## [The problem]
Copy each line below that includes "color".
Provided material Block Start
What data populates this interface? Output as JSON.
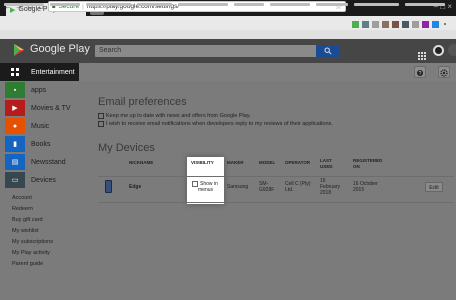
{
  "browser": {
    "tab_title": "Google Play",
    "secure_label": "Secure",
    "url": "https://play.google.com/settings/"
  },
  "header": {
    "brand": "Google Play",
    "search_placeholder": "Search"
  },
  "sidebar": {
    "active": "Entertainment",
    "categories": [
      {
        "label": "apps",
        "color": "#2e7d32"
      },
      {
        "label": "Movies & TV",
        "color": "#b71c1c"
      },
      {
        "label": "Music",
        "color": "#e65100"
      },
      {
        "label": "Books",
        "color": "#1565c0"
      },
      {
        "label": "Newsstand",
        "color": "#1565c0"
      },
      {
        "label": "Devices",
        "color": "#37474f"
      }
    ],
    "links": [
      "Account",
      "Redeem",
      "Buy gift card",
      "My wishlist",
      "My subscriptions",
      "My Play activity",
      "Parent guide"
    ]
  },
  "email_prefs": {
    "title": "Email preferences",
    "options": [
      "Keep me up to date with news and offers from Google Play.",
      "I wish to receive email notifications when developers reply to my reviews of their applications."
    ]
  },
  "devices": {
    "title": "My Devices",
    "columns": {
      "nickname": "NICKNAME",
      "visibility": "VISIBILITY",
      "maker": "MAKER",
      "model": "MODEL",
      "operator": "OPERATOR",
      "last_used_1": "LAST",
      "last_used_2": "USED",
      "registered_1": "REGISTERED",
      "registered_2": "ON"
    },
    "row": {
      "nickname": "Edge",
      "visibility_1": "Show in",
      "visibility_2": "menus",
      "maker": "Samsung",
      "model_1": "SM-",
      "model_2": "G928F",
      "operator_1": "Cell C (Pty)",
      "operator_2": "Ltd.",
      "last_used_1": "16",
      "last_used_2": "February",
      "last_used_3": "2018",
      "registered_1": "16 October",
      "registered_2": "2015",
      "edit": "Edit"
    }
  }
}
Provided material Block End
## [Answer]
        "color": "#2e7d32"
        "color": "#b71c1c"
        "color": "#e65100"
        "color": "#1565c0"
        "color": "#1565c0"
        "color": "#37474f"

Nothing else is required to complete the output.